Page and application data records
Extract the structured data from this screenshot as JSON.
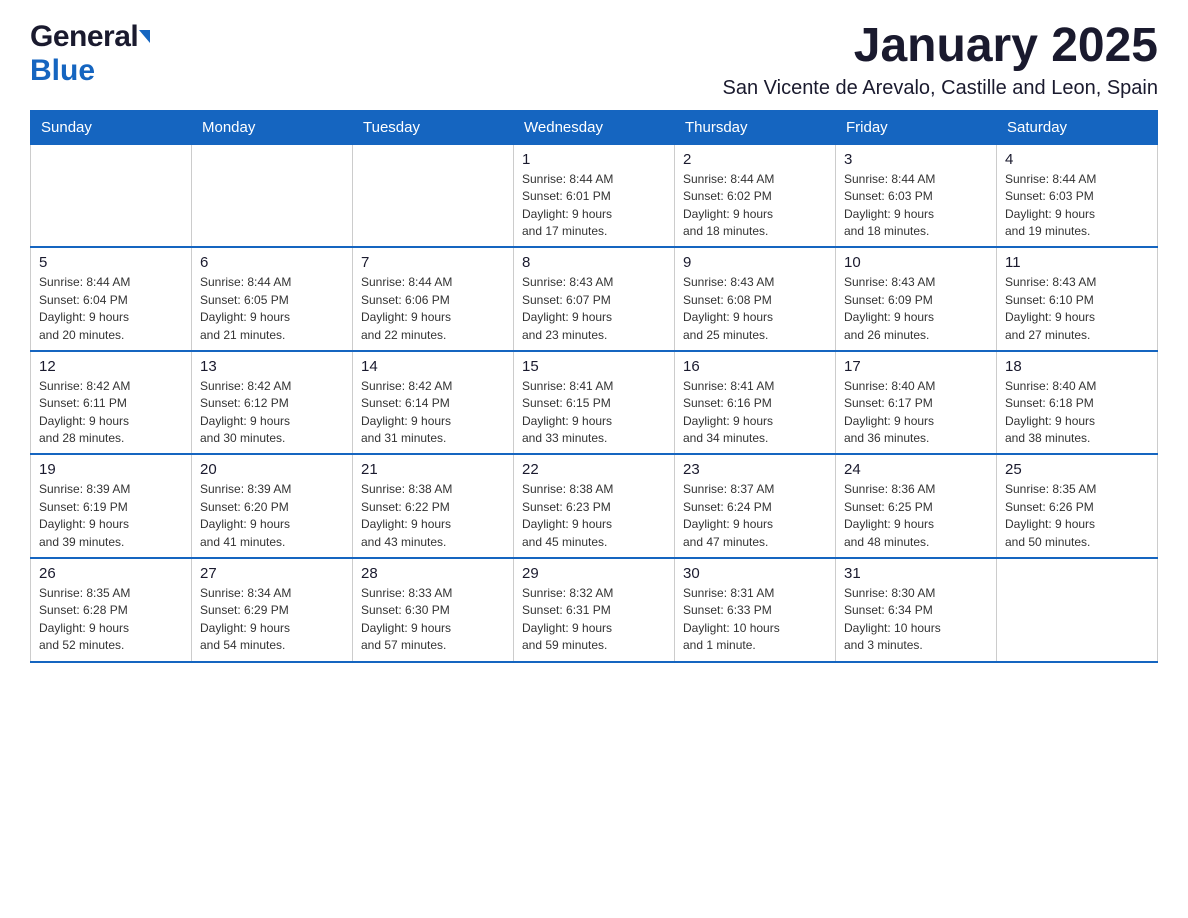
{
  "header": {
    "month_title": "January 2025",
    "location": "San Vicente de Arevalo, Castille and Leon, Spain",
    "logo_part1": "General",
    "logo_part2": "Blue"
  },
  "days_of_week": [
    "Sunday",
    "Monday",
    "Tuesday",
    "Wednesday",
    "Thursday",
    "Friday",
    "Saturday"
  ],
  "weeks": [
    [
      {
        "day": "",
        "info": ""
      },
      {
        "day": "",
        "info": ""
      },
      {
        "day": "",
        "info": ""
      },
      {
        "day": "1",
        "info": "Sunrise: 8:44 AM\nSunset: 6:01 PM\nDaylight: 9 hours\nand 17 minutes."
      },
      {
        "day": "2",
        "info": "Sunrise: 8:44 AM\nSunset: 6:02 PM\nDaylight: 9 hours\nand 18 minutes."
      },
      {
        "day": "3",
        "info": "Sunrise: 8:44 AM\nSunset: 6:03 PM\nDaylight: 9 hours\nand 18 minutes."
      },
      {
        "day": "4",
        "info": "Sunrise: 8:44 AM\nSunset: 6:03 PM\nDaylight: 9 hours\nand 19 minutes."
      }
    ],
    [
      {
        "day": "5",
        "info": "Sunrise: 8:44 AM\nSunset: 6:04 PM\nDaylight: 9 hours\nand 20 minutes."
      },
      {
        "day": "6",
        "info": "Sunrise: 8:44 AM\nSunset: 6:05 PM\nDaylight: 9 hours\nand 21 minutes."
      },
      {
        "day": "7",
        "info": "Sunrise: 8:44 AM\nSunset: 6:06 PM\nDaylight: 9 hours\nand 22 minutes."
      },
      {
        "day": "8",
        "info": "Sunrise: 8:43 AM\nSunset: 6:07 PM\nDaylight: 9 hours\nand 23 minutes."
      },
      {
        "day": "9",
        "info": "Sunrise: 8:43 AM\nSunset: 6:08 PM\nDaylight: 9 hours\nand 25 minutes."
      },
      {
        "day": "10",
        "info": "Sunrise: 8:43 AM\nSunset: 6:09 PM\nDaylight: 9 hours\nand 26 minutes."
      },
      {
        "day": "11",
        "info": "Sunrise: 8:43 AM\nSunset: 6:10 PM\nDaylight: 9 hours\nand 27 minutes."
      }
    ],
    [
      {
        "day": "12",
        "info": "Sunrise: 8:42 AM\nSunset: 6:11 PM\nDaylight: 9 hours\nand 28 minutes."
      },
      {
        "day": "13",
        "info": "Sunrise: 8:42 AM\nSunset: 6:12 PM\nDaylight: 9 hours\nand 30 minutes."
      },
      {
        "day": "14",
        "info": "Sunrise: 8:42 AM\nSunset: 6:14 PM\nDaylight: 9 hours\nand 31 minutes."
      },
      {
        "day": "15",
        "info": "Sunrise: 8:41 AM\nSunset: 6:15 PM\nDaylight: 9 hours\nand 33 minutes."
      },
      {
        "day": "16",
        "info": "Sunrise: 8:41 AM\nSunset: 6:16 PM\nDaylight: 9 hours\nand 34 minutes."
      },
      {
        "day": "17",
        "info": "Sunrise: 8:40 AM\nSunset: 6:17 PM\nDaylight: 9 hours\nand 36 minutes."
      },
      {
        "day": "18",
        "info": "Sunrise: 8:40 AM\nSunset: 6:18 PM\nDaylight: 9 hours\nand 38 minutes."
      }
    ],
    [
      {
        "day": "19",
        "info": "Sunrise: 8:39 AM\nSunset: 6:19 PM\nDaylight: 9 hours\nand 39 minutes."
      },
      {
        "day": "20",
        "info": "Sunrise: 8:39 AM\nSunset: 6:20 PM\nDaylight: 9 hours\nand 41 minutes."
      },
      {
        "day": "21",
        "info": "Sunrise: 8:38 AM\nSunset: 6:22 PM\nDaylight: 9 hours\nand 43 minutes."
      },
      {
        "day": "22",
        "info": "Sunrise: 8:38 AM\nSunset: 6:23 PM\nDaylight: 9 hours\nand 45 minutes."
      },
      {
        "day": "23",
        "info": "Sunrise: 8:37 AM\nSunset: 6:24 PM\nDaylight: 9 hours\nand 47 minutes."
      },
      {
        "day": "24",
        "info": "Sunrise: 8:36 AM\nSunset: 6:25 PM\nDaylight: 9 hours\nand 48 minutes."
      },
      {
        "day": "25",
        "info": "Sunrise: 8:35 AM\nSunset: 6:26 PM\nDaylight: 9 hours\nand 50 minutes."
      }
    ],
    [
      {
        "day": "26",
        "info": "Sunrise: 8:35 AM\nSunset: 6:28 PM\nDaylight: 9 hours\nand 52 minutes."
      },
      {
        "day": "27",
        "info": "Sunrise: 8:34 AM\nSunset: 6:29 PM\nDaylight: 9 hours\nand 54 minutes."
      },
      {
        "day": "28",
        "info": "Sunrise: 8:33 AM\nSunset: 6:30 PM\nDaylight: 9 hours\nand 57 minutes."
      },
      {
        "day": "29",
        "info": "Sunrise: 8:32 AM\nSunset: 6:31 PM\nDaylight: 9 hours\nand 59 minutes."
      },
      {
        "day": "30",
        "info": "Sunrise: 8:31 AM\nSunset: 6:33 PM\nDaylight: 10 hours\nand 1 minute."
      },
      {
        "day": "31",
        "info": "Sunrise: 8:30 AM\nSunset: 6:34 PM\nDaylight: 10 hours\nand 3 minutes."
      },
      {
        "day": "",
        "info": ""
      }
    ]
  ]
}
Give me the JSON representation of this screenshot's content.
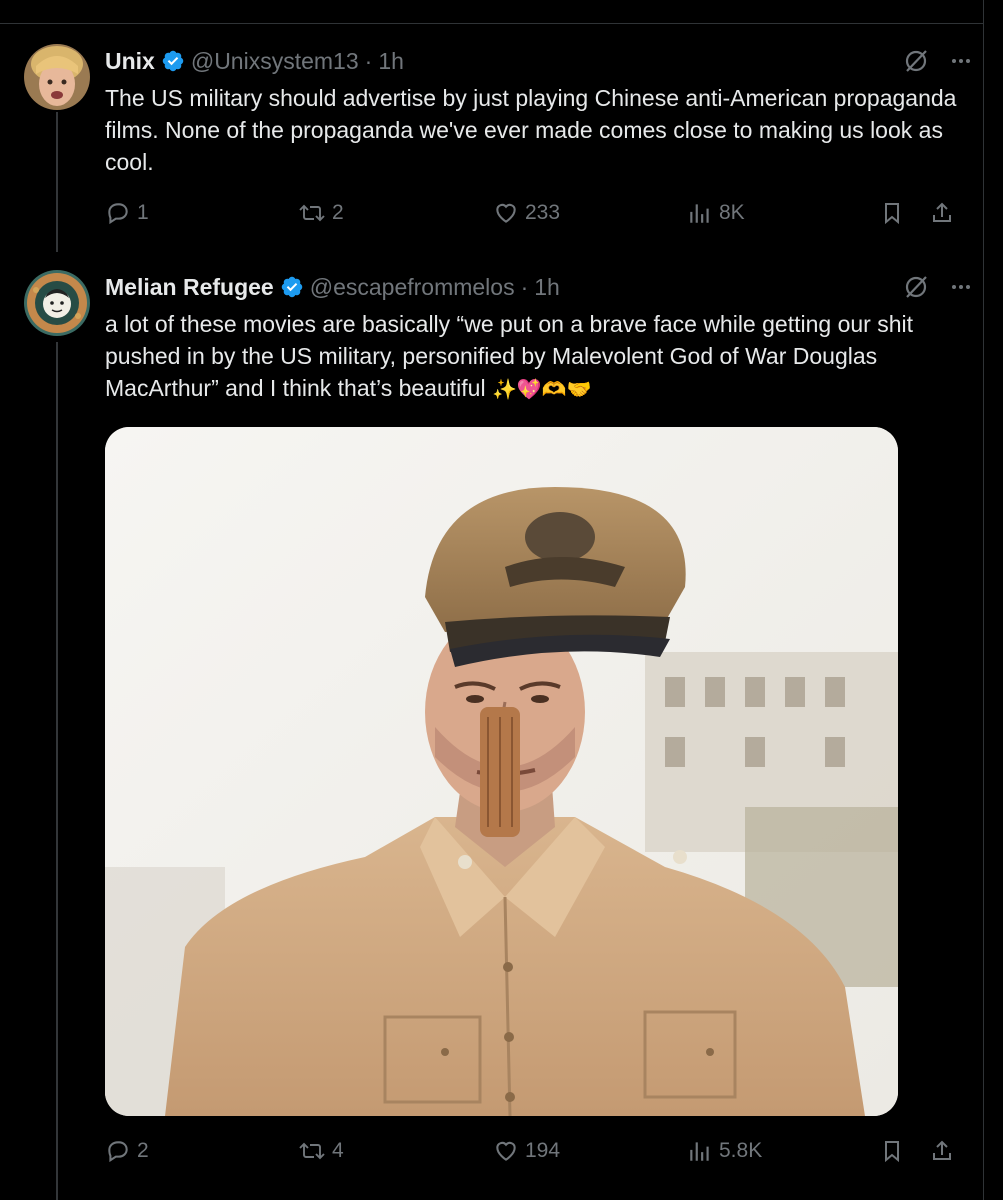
{
  "posts": [
    {
      "name": "Unix",
      "handle": "@Unixsystem13",
      "separator": "·",
      "time": "1h",
      "text": "The US military should advertise by just playing Chinese anti-American propaganda films. None of the propaganda we've ever made comes close to making us look as cool.",
      "replies": "1",
      "reposts": "2",
      "likes": "233",
      "views": "8K"
    },
    {
      "name": "Melian Refugee",
      "handle": "@escapefrommelos",
      "separator": "·",
      "time": "1h",
      "text": "a lot of these movies are basically “we put on a brave face while getting our shit pushed in by the US military, personified by Malevolent God of War Douglas MacArthur” and I think that’s beautiful",
      "emojis": "✨💖🫶🤝",
      "replies": "2",
      "reposts": "4",
      "likes": "194",
      "views": "5.8K"
    }
  ],
  "icons": {
    "verified": "verified-badge-icon",
    "grok": "grok-icon",
    "more": "more-icon",
    "reply": "reply-icon",
    "repost": "repost-icon",
    "like": "like-icon",
    "views": "views-icon",
    "bookmark": "bookmark-icon",
    "share": "share-icon"
  },
  "colors": {
    "background": "#000000",
    "text": "#e7e9ea",
    "muted": "#71767b",
    "verified": "#1d9bf0",
    "border": "#2f3336"
  }
}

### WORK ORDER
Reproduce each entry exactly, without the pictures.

### OUTPUT FOR THIS TASK
Extract the structured data from this screenshot as JSON.
{
  "header": {
    "month_title": "January 2025",
    "location": "San Vicente de Arevalo, Castille and Leon, Spain",
    "logo_part1": "General",
    "logo_part2": "Blue"
  },
  "days_of_week": [
    "Sunday",
    "Monday",
    "Tuesday",
    "Wednesday",
    "Thursday",
    "Friday",
    "Saturday"
  ],
  "weeks": [
    [
      {
        "day": "",
        "info": ""
      },
      {
        "day": "",
        "info": ""
      },
      {
        "day": "",
        "info": ""
      },
      {
        "day": "1",
        "info": "Sunrise: 8:44 AM\nSunset: 6:01 PM\nDaylight: 9 hours\nand 17 minutes."
      },
      {
        "day": "2",
        "info": "Sunrise: 8:44 AM\nSunset: 6:02 PM\nDaylight: 9 hours\nand 18 minutes."
      },
      {
        "day": "3",
        "info": "Sunrise: 8:44 AM\nSunset: 6:03 PM\nDaylight: 9 hours\nand 18 minutes."
      },
      {
        "day": "4",
        "info": "Sunrise: 8:44 AM\nSunset: 6:03 PM\nDaylight: 9 hours\nand 19 minutes."
      }
    ],
    [
      {
        "day": "5",
        "info": "Sunrise: 8:44 AM\nSunset: 6:04 PM\nDaylight: 9 hours\nand 20 minutes."
      },
      {
        "day": "6",
        "info": "Sunrise: 8:44 AM\nSunset: 6:05 PM\nDaylight: 9 hours\nand 21 minutes."
      },
      {
        "day": "7",
        "info": "Sunrise: 8:44 AM\nSunset: 6:06 PM\nDaylight: 9 hours\nand 22 minutes."
      },
      {
        "day": "8",
        "info": "Sunrise: 8:43 AM\nSunset: 6:07 PM\nDaylight: 9 hours\nand 23 minutes."
      },
      {
        "day": "9",
        "info": "Sunrise: 8:43 AM\nSunset: 6:08 PM\nDaylight: 9 hours\nand 25 minutes."
      },
      {
        "day": "10",
        "info": "Sunrise: 8:43 AM\nSunset: 6:09 PM\nDaylight: 9 hours\nand 26 minutes."
      },
      {
        "day": "11",
        "info": "Sunrise: 8:43 AM\nSunset: 6:10 PM\nDaylight: 9 hours\nand 27 minutes."
      }
    ],
    [
      {
        "day": "12",
        "info": "Sunrise: 8:42 AM\nSunset: 6:11 PM\nDaylight: 9 hours\nand 28 minutes."
      },
      {
        "day": "13",
        "info": "Sunrise: 8:42 AM\nSunset: 6:12 PM\nDaylight: 9 hours\nand 30 minutes."
      },
      {
        "day": "14",
        "info": "Sunrise: 8:42 AM\nSunset: 6:14 PM\nDaylight: 9 hours\nand 31 minutes."
      },
      {
        "day": "15",
        "info": "Sunrise: 8:41 AM\nSunset: 6:15 PM\nDaylight: 9 hours\nand 33 minutes."
      },
      {
        "day": "16",
        "info": "Sunrise: 8:41 AM\nSunset: 6:16 PM\nDaylight: 9 hours\nand 34 minutes."
      },
      {
        "day": "17",
        "info": "Sunrise: 8:40 AM\nSunset: 6:17 PM\nDaylight: 9 hours\nand 36 minutes."
      },
      {
        "day": "18",
        "info": "Sunrise: 8:40 AM\nSunset: 6:18 PM\nDaylight: 9 hours\nand 38 minutes."
      }
    ],
    [
      {
        "day": "19",
        "info": "Sunrise: 8:39 AM\nSunset: 6:19 PM\nDaylight: 9 hours\nand 39 minutes."
      },
      {
        "day": "20",
        "info": "Sunrise: 8:39 AM\nSunset: 6:20 PM\nDaylight: 9 hours\nand 41 minutes."
      },
      {
        "day": "21",
        "info": "Sunrise: 8:38 AM\nSunset: 6:22 PM\nDaylight: 9 hours\nand 43 minutes."
      },
      {
        "day": "22",
        "info": "Sunrise: 8:38 AM\nSunset: 6:23 PM\nDaylight: 9 hours\nand 45 minutes."
      },
      {
        "day": "23",
        "info": "Sunrise: 8:37 AM\nSunset: 6:24 PM\nDaylight: 9 hours\nand 47 minutes."
      },
      {
        "day": "24",
        "info": "Sunrise: 8:36 AM\nSunset: 6:25 PM\nDaylight: 9 hours\nand 48 minutes."
      },
      {
        "day": "25",
        "info": "Sunrise: 8:35 AM\nSunset: 6:26 PM\nDaylight: 9 hours\nand 50 minutes."
      }
    ],
    [
      {
        "day": "26",
        "info": "Sunrise: 8:35 AM\nSunset: 6:28 PM\nDaylight: 9 hours\nand 52 minutes."
      },
      {
        "day": "27",
        "info": "Sunrise: 8:34 AM\nSunset: 6:29 PM\nDaylight: 9 hours\nand 54 minutes."
      },
      {
        "day": "28",
        "info": "Sunrise: 8:33 AM\nSunset: 6:30 PM\nDaylight: 9 hours\nand 57 minutes."
      },
      {
        "day": "29",
        "info": "Sunrise: 8:32 AM\nSunset: 6:31 PM\nDaylight: 9 hours\nand 59 minutes."
      },
      {
        "day": "30",
        "info": "Sunrise: 8:31 AM\nSunset: 6:33 PM\nDaylight: 10 hours\nand 1 minute."
      },
      {
        "day": "31",
        "info": "Sunrise: 8:30 AM\nSunset: 6:34 PM\nDaylight: 10 hours\nand 3 minutes."
      },
      {
        "day": "",
        "info": ""
      }
    ]
  ]
}
Give me the JSON representation of this screenshot's content.
{
  "posts": [
    {
      "name": "Unix",
      "handle": "@Unixsystem13",
      "separator": "·",
      "time": "1h",
      "text": "The US military should advertise by just playing Chinese anti-American propaganda films. None of the propaganda we've ever made comes close to making us look as cool.",
      "replies": "1",
      "reposts": "2",
      "likes": "233",
      "views": "8K"
    },
    {
      "name": "Melian Refugee",
      "handle": "@escapefrommelos",
      "separator": "·",
      "time": "1h",
      "text": "a lot of these movies are basically “we put on a brave face while getting our shit pushed in by the US military, personified by Malevolent God of War Douglas MacArthur” and I think that’s beautiful",
      "emojis": "✨💖🫶🤝",
      "replies": "2",
      "reposts": "4",
      "likes": "194",
      "views": "5.8K"
    }
  ],
  "icons": {
    "verified": "verified-badge-icon",
    "grok": "grok-icon",
    "more": "more-icon",
    "reply": "reply-icon",
    "repost": "repost-icon",
    "like": "like-icon",
    "views": "views-icon",
    "bookmark": "bookmark-icon",
    "share": "share-icon"
  },
  "colors": {
    "background": "#000000",
    "text": "#e7e9ea",
    "muted": "#71767b",
    "verified": "#1d9bf0",
    "border": "#2f3336"
  }
}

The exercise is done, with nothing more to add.